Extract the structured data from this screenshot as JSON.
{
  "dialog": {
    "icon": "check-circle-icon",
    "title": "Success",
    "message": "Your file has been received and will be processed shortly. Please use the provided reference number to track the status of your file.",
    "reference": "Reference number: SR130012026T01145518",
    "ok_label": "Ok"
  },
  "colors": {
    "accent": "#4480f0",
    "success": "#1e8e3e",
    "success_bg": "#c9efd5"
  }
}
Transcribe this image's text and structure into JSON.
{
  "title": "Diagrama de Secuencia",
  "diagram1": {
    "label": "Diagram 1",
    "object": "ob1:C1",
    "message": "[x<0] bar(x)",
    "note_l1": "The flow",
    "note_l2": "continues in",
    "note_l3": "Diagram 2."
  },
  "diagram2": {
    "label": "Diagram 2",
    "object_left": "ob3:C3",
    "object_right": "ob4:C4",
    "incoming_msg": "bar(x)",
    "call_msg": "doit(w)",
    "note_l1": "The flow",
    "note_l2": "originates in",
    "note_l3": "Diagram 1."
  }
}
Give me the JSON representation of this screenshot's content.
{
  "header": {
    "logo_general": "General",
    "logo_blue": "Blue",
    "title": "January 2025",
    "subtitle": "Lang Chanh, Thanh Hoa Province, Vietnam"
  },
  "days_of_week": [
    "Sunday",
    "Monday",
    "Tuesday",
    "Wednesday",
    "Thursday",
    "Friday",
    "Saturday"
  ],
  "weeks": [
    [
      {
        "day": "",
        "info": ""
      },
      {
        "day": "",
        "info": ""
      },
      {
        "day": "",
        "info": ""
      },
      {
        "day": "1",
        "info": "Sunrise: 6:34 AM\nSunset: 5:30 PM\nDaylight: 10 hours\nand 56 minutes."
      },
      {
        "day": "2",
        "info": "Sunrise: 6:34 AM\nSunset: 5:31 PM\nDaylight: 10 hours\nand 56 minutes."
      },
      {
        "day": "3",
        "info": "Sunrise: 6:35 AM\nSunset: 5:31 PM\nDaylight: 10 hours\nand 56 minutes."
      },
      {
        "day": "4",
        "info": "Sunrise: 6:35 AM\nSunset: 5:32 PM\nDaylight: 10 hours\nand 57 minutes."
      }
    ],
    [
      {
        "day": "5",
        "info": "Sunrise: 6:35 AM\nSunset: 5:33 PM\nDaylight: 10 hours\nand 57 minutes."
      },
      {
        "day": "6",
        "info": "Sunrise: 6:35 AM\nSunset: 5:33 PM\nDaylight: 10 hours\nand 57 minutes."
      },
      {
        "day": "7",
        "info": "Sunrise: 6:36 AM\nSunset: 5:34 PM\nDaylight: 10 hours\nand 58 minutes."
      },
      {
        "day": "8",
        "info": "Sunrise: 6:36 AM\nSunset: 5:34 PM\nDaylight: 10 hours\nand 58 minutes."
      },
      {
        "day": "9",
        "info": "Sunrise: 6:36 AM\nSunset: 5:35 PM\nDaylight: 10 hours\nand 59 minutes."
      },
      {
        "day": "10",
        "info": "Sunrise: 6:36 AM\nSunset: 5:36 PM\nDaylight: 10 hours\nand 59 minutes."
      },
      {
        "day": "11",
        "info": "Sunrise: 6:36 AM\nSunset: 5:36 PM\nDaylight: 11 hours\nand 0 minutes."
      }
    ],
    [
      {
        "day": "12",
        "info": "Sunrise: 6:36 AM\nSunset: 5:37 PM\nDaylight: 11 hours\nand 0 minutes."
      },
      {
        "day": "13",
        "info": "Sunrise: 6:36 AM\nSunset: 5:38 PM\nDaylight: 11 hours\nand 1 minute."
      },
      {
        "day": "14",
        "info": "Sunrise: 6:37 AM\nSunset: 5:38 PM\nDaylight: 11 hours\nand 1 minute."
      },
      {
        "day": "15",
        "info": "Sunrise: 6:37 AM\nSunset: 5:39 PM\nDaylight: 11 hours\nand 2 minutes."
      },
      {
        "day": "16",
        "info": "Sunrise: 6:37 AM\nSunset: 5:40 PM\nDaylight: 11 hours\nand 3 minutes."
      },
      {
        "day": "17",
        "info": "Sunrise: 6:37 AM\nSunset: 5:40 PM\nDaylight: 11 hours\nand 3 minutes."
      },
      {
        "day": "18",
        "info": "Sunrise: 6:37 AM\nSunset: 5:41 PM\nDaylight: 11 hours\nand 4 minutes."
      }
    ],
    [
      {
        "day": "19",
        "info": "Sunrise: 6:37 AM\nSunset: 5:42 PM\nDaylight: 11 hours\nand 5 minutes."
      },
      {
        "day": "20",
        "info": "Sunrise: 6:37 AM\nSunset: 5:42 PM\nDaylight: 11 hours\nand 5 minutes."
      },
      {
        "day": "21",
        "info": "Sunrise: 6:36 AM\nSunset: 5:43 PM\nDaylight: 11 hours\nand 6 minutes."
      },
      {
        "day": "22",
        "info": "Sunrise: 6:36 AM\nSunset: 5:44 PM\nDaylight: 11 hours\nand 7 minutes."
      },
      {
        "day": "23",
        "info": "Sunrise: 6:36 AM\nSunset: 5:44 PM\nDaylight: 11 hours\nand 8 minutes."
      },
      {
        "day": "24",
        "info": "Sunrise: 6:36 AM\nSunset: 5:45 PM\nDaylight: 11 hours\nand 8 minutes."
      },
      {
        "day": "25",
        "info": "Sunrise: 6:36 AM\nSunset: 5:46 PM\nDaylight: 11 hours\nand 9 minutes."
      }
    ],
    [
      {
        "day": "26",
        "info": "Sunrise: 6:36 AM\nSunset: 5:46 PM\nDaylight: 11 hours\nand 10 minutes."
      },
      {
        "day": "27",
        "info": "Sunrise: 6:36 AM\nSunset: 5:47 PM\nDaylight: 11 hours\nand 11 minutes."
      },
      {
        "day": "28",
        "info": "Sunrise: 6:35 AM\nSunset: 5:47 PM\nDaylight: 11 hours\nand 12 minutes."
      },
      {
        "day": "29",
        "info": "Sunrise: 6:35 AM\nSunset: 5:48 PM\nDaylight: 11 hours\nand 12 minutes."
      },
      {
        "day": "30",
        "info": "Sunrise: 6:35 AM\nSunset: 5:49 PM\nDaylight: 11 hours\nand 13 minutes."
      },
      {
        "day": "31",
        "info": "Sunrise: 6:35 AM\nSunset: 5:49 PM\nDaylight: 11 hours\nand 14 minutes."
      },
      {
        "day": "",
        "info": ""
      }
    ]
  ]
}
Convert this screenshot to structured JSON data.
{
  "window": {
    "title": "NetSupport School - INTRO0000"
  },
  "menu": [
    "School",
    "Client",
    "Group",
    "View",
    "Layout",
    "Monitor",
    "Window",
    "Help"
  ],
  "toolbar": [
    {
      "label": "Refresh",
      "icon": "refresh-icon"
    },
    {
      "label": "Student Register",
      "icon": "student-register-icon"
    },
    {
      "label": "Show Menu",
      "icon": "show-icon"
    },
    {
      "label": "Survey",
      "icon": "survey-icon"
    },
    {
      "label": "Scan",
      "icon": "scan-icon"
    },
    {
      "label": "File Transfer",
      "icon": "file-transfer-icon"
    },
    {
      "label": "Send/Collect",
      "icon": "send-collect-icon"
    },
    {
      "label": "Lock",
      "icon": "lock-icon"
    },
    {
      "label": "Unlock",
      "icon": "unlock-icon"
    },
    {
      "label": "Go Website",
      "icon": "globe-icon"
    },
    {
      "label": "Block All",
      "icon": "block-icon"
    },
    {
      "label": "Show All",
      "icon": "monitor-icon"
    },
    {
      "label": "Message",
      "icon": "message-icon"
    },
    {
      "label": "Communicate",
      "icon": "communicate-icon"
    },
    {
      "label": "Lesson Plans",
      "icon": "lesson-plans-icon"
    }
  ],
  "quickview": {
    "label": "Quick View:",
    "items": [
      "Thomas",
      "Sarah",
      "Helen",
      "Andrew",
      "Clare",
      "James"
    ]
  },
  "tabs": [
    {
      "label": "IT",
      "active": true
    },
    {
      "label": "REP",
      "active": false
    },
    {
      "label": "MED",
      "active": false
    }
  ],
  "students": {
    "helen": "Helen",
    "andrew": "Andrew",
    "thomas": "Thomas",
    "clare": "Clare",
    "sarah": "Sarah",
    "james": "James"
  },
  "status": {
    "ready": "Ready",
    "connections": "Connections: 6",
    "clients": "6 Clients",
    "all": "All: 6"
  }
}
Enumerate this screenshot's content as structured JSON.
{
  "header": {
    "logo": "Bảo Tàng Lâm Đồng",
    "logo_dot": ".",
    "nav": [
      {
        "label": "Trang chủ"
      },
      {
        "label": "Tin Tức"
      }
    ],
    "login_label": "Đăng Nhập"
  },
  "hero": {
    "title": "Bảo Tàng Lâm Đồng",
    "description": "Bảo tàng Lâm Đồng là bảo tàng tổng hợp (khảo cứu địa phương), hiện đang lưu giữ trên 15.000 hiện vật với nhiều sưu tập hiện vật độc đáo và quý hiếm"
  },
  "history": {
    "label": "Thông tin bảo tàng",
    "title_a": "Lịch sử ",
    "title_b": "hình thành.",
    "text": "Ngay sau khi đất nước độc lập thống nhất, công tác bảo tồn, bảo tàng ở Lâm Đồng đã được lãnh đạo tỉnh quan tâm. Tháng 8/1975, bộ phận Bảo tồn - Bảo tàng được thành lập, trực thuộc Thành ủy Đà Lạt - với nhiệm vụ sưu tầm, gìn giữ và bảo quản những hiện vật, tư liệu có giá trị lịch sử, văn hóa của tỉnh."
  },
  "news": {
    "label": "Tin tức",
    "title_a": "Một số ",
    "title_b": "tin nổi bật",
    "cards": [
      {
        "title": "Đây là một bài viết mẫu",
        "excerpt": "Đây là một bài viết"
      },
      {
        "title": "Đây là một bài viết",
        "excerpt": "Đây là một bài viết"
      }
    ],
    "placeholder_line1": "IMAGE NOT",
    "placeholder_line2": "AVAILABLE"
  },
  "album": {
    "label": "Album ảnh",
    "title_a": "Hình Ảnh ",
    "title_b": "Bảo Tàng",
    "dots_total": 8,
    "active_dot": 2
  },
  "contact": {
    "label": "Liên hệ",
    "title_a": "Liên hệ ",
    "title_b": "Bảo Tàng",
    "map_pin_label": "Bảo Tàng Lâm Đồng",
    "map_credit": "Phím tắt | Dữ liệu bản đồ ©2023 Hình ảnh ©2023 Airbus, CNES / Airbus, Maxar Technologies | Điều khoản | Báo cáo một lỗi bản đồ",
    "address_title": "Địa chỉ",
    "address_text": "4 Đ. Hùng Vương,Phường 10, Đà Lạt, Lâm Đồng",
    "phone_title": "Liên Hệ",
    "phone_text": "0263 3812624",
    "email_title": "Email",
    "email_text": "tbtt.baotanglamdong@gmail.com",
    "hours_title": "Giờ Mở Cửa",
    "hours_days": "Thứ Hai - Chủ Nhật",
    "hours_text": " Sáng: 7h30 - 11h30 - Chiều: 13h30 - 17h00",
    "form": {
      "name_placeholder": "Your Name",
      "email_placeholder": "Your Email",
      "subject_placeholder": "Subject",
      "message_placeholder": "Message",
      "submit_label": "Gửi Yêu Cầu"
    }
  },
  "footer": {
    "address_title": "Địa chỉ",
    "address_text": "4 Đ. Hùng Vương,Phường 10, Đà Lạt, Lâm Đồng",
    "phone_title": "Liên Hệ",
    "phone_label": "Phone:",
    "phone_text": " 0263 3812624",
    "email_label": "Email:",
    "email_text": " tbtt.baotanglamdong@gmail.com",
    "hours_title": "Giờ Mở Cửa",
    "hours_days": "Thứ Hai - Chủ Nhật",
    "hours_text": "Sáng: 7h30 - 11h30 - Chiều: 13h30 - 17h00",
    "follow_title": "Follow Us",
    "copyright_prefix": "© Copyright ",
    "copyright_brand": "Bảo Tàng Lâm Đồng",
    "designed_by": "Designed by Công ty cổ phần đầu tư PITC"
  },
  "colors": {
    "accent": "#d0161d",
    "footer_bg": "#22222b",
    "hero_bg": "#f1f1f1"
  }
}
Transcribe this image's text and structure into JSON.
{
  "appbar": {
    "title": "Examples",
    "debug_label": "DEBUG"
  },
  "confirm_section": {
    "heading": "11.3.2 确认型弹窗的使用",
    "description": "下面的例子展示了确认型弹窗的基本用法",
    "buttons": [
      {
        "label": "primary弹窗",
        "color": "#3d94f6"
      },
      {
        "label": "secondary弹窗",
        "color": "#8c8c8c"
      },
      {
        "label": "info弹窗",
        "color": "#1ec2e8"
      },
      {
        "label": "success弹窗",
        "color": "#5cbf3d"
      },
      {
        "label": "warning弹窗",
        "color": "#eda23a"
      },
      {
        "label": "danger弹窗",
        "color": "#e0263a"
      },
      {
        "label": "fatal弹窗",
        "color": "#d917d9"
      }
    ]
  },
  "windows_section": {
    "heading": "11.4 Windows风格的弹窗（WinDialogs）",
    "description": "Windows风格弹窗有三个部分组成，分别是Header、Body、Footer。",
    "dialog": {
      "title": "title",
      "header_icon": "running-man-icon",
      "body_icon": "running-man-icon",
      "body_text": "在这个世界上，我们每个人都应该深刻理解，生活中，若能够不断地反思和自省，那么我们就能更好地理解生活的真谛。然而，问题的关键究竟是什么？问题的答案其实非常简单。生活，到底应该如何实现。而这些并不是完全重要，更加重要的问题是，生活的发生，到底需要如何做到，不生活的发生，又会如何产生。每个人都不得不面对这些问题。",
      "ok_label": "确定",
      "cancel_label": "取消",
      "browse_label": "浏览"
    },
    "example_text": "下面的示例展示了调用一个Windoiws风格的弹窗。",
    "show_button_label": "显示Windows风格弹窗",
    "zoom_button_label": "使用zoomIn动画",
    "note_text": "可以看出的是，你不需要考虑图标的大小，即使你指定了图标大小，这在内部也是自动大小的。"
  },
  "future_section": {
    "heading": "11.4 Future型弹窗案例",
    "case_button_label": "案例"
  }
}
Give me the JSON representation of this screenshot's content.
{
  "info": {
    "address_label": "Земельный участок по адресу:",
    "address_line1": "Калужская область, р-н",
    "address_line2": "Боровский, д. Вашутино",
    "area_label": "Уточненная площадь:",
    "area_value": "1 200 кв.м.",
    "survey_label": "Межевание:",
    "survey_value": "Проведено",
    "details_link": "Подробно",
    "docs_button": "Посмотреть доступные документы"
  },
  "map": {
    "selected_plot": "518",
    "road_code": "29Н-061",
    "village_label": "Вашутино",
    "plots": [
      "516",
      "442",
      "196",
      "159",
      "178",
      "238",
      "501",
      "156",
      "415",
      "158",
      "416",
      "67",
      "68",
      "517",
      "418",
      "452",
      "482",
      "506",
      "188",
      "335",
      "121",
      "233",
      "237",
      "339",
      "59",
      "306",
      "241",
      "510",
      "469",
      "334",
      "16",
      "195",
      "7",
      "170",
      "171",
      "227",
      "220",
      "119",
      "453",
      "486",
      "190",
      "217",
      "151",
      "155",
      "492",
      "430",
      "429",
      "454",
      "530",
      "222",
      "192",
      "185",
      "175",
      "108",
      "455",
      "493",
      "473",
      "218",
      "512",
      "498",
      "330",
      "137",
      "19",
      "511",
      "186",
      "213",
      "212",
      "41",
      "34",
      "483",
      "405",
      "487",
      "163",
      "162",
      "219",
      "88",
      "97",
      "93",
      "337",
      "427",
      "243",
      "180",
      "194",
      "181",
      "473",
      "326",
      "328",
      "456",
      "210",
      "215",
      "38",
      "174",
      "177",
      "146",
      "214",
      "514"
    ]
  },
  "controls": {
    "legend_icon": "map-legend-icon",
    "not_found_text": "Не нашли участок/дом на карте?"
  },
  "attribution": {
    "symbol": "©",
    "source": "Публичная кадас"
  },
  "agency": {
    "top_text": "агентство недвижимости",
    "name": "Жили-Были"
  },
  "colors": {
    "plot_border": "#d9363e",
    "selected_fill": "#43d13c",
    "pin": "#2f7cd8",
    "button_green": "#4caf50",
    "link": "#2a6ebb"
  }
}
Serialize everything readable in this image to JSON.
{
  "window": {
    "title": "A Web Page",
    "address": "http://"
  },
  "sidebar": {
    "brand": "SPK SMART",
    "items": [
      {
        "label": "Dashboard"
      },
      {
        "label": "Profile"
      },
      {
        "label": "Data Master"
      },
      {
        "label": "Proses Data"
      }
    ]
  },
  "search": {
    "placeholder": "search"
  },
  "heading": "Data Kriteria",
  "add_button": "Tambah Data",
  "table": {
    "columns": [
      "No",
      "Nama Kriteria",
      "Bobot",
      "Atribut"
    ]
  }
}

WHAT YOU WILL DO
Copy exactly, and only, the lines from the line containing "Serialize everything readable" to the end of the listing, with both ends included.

YOUR RESPONSE
Serialize everything readable in this image to JSON.
{
  "window": {
    "title": "A Web Page",
    "address": "http://"
  },
  "sidebar": {
    "brand": "SPK SMART",
    "items": [
      {
        "label": "Dashboard"
      },
      {
        "label": "Profile"
      },
      {
        "label": "Data Master"
      },
      {
        "label": "Proses Data"
      }
    ]
  },
  "search": {
    "placeholder": "search"
  },
  "heading": "Data Kriteria",
  "add_button": "Tambah Data",
  "table": {
    "columns": [
      "No",
      "Nama Kriteria",
      "Bobot",
      "Atribut"
    ]
  }
}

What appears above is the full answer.